He was educated at Magdalen College, Oxford, and afterwards studied at the University of Paris, where in the year 1581 he was made a doctor of civil law. Two years later he was took a similar degree at Oxford, and became doctor of the canon law. He represented Reigate, Bletchingley and Windsor in Parliament. He held many high offices during the reigns of Elizabeth and James I, including a judgeship of the admiralty court (1584), a mastership in chancery (1588), treasurer of the Inner Temple in 1593 and a mastership of the court of requests (1595).

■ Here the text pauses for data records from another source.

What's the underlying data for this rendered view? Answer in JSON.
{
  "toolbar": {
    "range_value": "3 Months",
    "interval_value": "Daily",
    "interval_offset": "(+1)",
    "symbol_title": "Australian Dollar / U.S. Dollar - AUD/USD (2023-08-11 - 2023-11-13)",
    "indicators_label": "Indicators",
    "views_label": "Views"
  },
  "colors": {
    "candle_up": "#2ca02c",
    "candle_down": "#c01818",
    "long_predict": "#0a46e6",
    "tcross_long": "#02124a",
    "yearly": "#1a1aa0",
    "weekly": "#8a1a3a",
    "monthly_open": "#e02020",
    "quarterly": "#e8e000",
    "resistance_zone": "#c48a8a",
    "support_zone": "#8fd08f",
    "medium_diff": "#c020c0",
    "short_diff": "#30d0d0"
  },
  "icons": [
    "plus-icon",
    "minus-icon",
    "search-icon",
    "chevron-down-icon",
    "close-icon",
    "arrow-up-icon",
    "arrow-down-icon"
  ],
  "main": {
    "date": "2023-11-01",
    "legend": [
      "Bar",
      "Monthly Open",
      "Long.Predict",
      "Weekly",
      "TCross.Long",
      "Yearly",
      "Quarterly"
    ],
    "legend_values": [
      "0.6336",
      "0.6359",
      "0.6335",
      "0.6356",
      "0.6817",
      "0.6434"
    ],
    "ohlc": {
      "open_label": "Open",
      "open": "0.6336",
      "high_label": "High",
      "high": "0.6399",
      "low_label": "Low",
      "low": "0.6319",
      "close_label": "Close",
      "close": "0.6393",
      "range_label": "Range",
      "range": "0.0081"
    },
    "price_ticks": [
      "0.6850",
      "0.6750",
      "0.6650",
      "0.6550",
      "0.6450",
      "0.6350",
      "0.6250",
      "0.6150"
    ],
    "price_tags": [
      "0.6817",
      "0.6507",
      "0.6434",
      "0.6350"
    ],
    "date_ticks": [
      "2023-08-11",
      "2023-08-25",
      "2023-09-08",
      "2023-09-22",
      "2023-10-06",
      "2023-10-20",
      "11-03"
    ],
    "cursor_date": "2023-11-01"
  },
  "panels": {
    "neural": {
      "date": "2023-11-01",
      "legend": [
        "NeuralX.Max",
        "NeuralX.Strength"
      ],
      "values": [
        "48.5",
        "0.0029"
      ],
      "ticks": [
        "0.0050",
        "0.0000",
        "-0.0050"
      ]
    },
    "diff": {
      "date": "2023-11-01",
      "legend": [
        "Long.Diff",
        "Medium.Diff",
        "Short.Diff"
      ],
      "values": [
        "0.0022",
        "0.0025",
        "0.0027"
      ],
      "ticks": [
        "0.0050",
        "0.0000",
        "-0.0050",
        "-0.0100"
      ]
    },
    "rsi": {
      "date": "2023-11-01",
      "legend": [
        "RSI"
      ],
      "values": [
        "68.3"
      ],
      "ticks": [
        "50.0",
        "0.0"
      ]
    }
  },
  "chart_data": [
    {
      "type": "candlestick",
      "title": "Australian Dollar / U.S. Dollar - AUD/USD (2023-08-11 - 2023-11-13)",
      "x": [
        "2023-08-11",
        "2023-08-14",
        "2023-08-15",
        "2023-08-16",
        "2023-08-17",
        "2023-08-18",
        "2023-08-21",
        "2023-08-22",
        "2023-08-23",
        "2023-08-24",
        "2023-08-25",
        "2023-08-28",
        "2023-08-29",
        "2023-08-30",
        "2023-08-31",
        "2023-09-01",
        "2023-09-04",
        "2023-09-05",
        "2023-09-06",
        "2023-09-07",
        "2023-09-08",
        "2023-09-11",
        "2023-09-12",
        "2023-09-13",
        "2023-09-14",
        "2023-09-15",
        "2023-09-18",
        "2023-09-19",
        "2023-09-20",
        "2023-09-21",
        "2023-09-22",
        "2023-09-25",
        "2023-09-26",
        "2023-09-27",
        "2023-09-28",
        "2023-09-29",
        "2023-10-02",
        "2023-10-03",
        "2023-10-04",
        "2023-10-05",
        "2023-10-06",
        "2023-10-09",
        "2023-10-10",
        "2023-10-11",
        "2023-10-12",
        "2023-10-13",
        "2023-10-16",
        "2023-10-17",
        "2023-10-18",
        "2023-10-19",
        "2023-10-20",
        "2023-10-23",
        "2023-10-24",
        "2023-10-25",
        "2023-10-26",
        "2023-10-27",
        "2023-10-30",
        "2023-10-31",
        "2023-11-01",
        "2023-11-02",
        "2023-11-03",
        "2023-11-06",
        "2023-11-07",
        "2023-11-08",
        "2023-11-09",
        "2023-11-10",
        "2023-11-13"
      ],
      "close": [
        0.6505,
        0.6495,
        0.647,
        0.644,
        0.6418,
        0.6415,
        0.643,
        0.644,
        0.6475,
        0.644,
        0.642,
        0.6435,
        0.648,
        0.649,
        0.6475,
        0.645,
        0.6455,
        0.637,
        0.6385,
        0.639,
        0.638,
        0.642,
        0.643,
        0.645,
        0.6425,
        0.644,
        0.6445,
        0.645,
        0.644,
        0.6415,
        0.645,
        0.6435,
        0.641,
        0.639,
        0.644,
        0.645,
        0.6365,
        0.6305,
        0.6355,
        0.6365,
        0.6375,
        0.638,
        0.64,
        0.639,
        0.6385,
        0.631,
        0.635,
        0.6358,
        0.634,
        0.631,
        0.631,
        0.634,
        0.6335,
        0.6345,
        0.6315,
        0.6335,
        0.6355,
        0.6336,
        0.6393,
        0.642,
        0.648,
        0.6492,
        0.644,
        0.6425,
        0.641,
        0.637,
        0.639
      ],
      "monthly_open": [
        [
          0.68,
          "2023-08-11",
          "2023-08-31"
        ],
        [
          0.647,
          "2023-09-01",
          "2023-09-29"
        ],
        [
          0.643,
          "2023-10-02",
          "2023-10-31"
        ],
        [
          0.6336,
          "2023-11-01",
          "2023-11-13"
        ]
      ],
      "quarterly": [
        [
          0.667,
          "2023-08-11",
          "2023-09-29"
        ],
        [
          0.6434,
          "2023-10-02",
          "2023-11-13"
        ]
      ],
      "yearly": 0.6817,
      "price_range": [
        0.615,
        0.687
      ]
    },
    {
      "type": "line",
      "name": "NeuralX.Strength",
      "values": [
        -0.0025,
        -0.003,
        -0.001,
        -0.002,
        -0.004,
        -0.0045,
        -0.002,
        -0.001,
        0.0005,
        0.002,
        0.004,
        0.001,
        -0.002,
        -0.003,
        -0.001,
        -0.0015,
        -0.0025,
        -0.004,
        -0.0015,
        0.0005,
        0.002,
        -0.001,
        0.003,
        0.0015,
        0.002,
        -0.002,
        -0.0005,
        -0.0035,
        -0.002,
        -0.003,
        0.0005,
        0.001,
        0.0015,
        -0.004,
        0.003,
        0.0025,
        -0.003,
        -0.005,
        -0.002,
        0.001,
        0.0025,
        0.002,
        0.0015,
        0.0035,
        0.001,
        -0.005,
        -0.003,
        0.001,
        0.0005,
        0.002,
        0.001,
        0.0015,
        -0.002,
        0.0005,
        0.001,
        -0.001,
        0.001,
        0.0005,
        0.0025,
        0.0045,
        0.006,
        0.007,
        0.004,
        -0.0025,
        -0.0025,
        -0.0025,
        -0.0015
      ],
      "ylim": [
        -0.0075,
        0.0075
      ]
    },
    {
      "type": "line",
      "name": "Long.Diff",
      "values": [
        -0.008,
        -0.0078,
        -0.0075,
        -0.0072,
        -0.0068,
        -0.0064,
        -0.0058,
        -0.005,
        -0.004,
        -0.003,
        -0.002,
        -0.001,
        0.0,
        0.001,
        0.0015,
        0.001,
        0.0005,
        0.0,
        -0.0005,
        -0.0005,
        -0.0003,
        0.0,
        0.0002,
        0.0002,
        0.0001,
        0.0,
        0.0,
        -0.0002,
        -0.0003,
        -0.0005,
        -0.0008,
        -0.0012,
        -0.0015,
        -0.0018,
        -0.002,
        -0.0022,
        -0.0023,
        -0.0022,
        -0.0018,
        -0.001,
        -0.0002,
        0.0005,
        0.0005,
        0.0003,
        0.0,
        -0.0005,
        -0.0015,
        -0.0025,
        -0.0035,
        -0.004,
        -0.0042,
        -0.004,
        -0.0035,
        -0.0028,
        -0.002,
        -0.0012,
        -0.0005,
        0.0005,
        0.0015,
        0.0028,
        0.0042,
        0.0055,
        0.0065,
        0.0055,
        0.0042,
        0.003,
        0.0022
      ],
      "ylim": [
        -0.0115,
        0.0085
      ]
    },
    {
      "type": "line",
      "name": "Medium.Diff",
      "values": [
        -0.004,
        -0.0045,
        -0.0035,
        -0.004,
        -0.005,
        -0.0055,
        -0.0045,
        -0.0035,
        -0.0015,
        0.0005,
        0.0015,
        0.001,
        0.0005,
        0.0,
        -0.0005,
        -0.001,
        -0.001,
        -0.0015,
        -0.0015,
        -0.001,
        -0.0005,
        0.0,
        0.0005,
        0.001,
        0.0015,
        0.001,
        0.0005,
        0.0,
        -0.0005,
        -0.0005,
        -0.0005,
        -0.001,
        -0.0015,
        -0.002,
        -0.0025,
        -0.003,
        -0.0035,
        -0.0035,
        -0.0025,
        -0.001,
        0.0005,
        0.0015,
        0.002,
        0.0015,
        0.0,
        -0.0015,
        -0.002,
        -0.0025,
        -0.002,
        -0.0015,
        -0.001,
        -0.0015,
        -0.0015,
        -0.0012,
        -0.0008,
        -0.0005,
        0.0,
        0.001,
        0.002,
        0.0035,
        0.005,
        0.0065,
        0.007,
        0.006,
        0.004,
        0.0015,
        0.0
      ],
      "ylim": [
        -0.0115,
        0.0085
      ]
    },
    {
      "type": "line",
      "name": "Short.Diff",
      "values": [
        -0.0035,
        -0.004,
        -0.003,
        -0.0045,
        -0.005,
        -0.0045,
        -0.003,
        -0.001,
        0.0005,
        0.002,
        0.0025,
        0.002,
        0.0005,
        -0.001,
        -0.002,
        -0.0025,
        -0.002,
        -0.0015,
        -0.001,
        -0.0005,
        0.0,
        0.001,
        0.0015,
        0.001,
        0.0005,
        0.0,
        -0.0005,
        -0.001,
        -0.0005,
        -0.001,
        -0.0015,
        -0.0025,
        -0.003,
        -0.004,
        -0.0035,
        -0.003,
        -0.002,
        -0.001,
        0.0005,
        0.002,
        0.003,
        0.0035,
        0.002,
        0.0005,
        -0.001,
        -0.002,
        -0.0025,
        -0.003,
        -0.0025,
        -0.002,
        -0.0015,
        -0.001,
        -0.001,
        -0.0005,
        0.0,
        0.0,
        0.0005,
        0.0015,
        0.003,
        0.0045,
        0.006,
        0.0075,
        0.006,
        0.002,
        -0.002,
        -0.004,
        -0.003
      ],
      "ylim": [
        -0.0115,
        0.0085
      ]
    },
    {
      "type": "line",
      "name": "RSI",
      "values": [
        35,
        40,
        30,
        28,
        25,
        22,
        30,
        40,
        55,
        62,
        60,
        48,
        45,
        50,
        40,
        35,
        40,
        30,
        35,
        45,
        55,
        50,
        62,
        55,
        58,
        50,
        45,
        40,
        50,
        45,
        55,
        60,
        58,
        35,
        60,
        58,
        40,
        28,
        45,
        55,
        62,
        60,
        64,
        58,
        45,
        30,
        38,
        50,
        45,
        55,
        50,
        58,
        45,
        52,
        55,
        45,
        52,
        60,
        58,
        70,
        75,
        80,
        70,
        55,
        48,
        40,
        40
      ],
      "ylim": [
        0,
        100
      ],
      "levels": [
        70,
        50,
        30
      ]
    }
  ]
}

He was knighted at Greenwich by King James in May of 1603, and became Chancellor and Under Treasurer of the Exchequer 1606-1614. In 1614 was appointed Master of the Rolls, an office which he held till his death in 1636. His manuscripts, many of which are now in the British Museum, were sold by auction in 1757 for a sum of around £500.
His eldest son (also Julius Caesar) was sent to Padua to study at the university. He was wounded whilst fencing with Antonia Brochetta and sought revenge. He lay in wait for him with a pistol, but his shot missed. He then fell while attempting to draw his sword and was set upon by Brochetta who ran him through and killed him.